■ Task brief
Print each line below verbatim, skipping every picture.

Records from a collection
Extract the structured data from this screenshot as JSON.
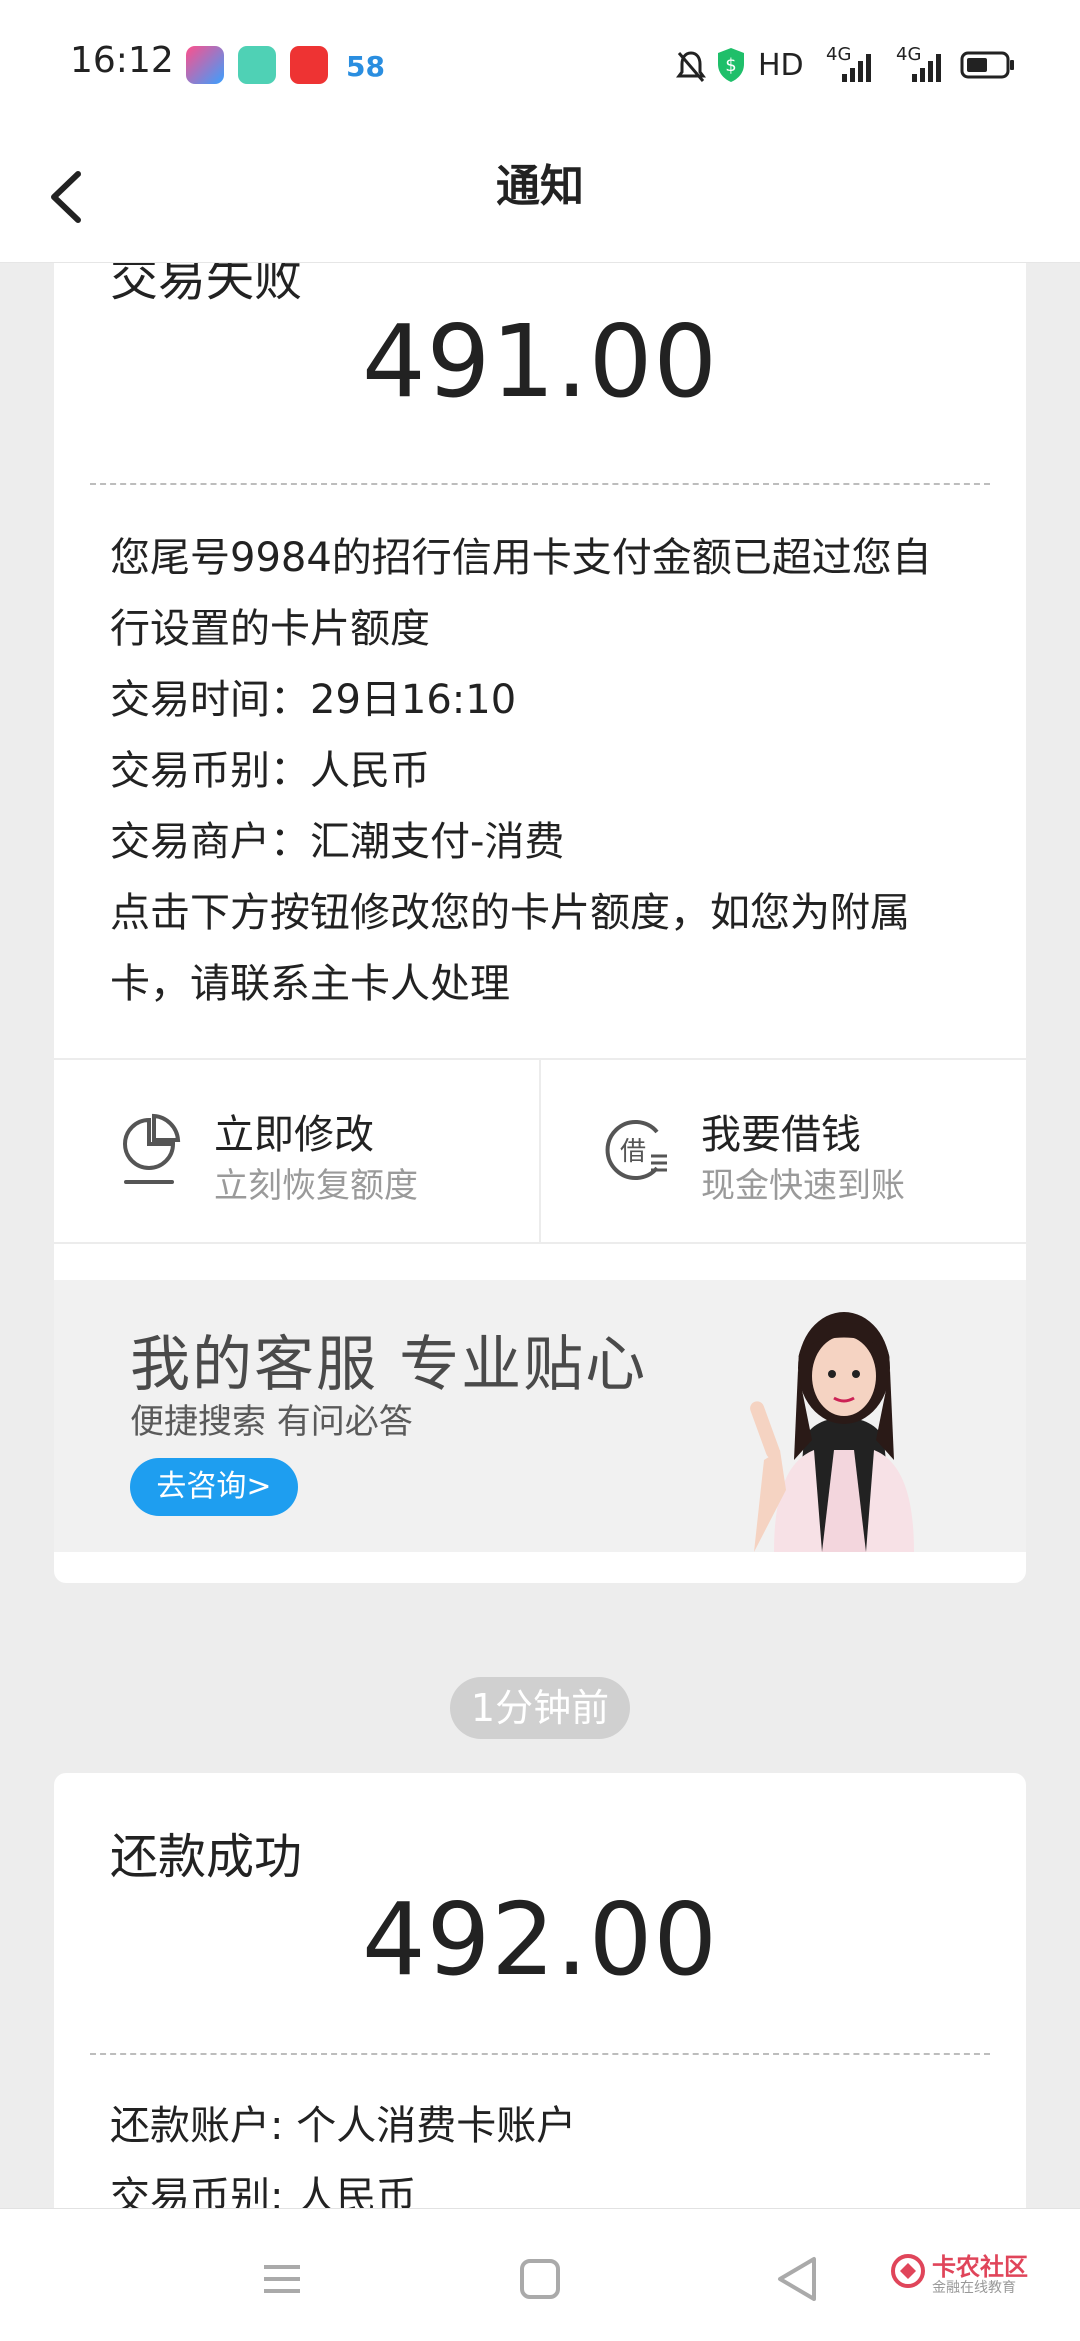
{
  "status_bar": {
    "time": "16:12",
    "network": "HD",
    "signal1": "4G",
    "signal2": "4G",
    "icons": [
      "video-app-icon",
      "square-app-icon",
      "flower-app-icon",
      "58-app-icon",
      "mute-icon",
      "shield-icon",
      "battery-icon"
    ],
    "app4_label": "58"
  },
  "nav": {
    "title": "通知"
  },
  "card1": {
    "title": "交易失败",
    "amount": "491.00",
    "lines": [
      "您尾号9984的招行信用卡支付金额已超过您自",
      "行设置的卡片额度",
      "交易时间：29日16:10",
      "交易币别：人民币",
      "交易商户：汇潮支付-消费",
      "点击下方按钮修改您的卡片额度，如您为附属",
      "卡，请联系主卡人处理"
    ],
    "action_left": {
      "label": "立即修改",
      "sub": "立刻恢复额度"
    },
    "action_right": {
      "label": "我要借钱",
      "sub": "现金快速到账",
      "icon_char": "借"
    },
    "banner": {
      "title": "我的客服 专业贴心",
      "subtitle": "便捷搜索 有问必答",
      "button": "去咨询>"
    }
  },
  "time_pill": "1分钟前",
  "card2": {
    "title": "还款成功",
    "amount": "492.00",
    "lines": [
      "还款账户: 个人消费卡账户",
      "交易币别: 人民币"
    ]
  },
  "watermark": {
    "text": "卡农社区",
    "sub": "金融在线教育"
  },
  "colors": {
    "accent": "#1e9ef0",
    "background": "#ededed",
    "watermark": "#e0455a"
  }
}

■ Exercise response
Extract the structured data from this screenshot as JSON.
{
  "status_bar": {
    "time": "16:12",
    "network": "HD",
    "signal1": "4G",
    "signal2": "4G",
    "icons": [
      "video-app-icon",
      "square-app-icon",
      "flower-app-icon",
      "58-app-icon",
      "mute-icon",
      "shield-icon",
      "battery-icon"
    ],
    "app4_label": "58"
  },
  "nav": {
    "title": "通知"
  },
  "card1": {
    "title": "交易失败",
    "amount": "491.00",
    "lines": [
      "您尾号9984的招行信用卡支付金额已超过您自",
      "行设置的卡片额度",
      "交易时间：29日16:10",
      "交易币别：人民币",
      "交易商户：汇潮支付-消费",
      "点击下方按钮修改您的卡片额度，如您为附属",
      "卡，请联系主卡人处理"
    ],
    "action_left": {
      "label": "立即修改",
      "sub": "立刻恢复额度"
    },
    "action_right": {
      "label": "我要借钱",
      "sub": "现金快速到账",
      "icon_char": "借"
    },
    "banner": {
      "title": "我的客服 专业贴心",
      "subtitle": "便捷搜索 有问必答",
      "button": "去咨询>"
    }
  },
  "time_pill": "1分钟前",
  "card2": {
    "title": "还款成功",
    "amount": "492.00",
    "lines": [
      "还款账户: 个人消费卡账户",
      "交易币别: 人民币"
    ]
  },
  "watermark": {
    "text": "卡农社区",
    "sub": "金融在线教育"
  },
  "colors": {
    "accent": "#1e9ef0",
    "background": "#ededed",
    "watermark": "#e0455a"
  }
}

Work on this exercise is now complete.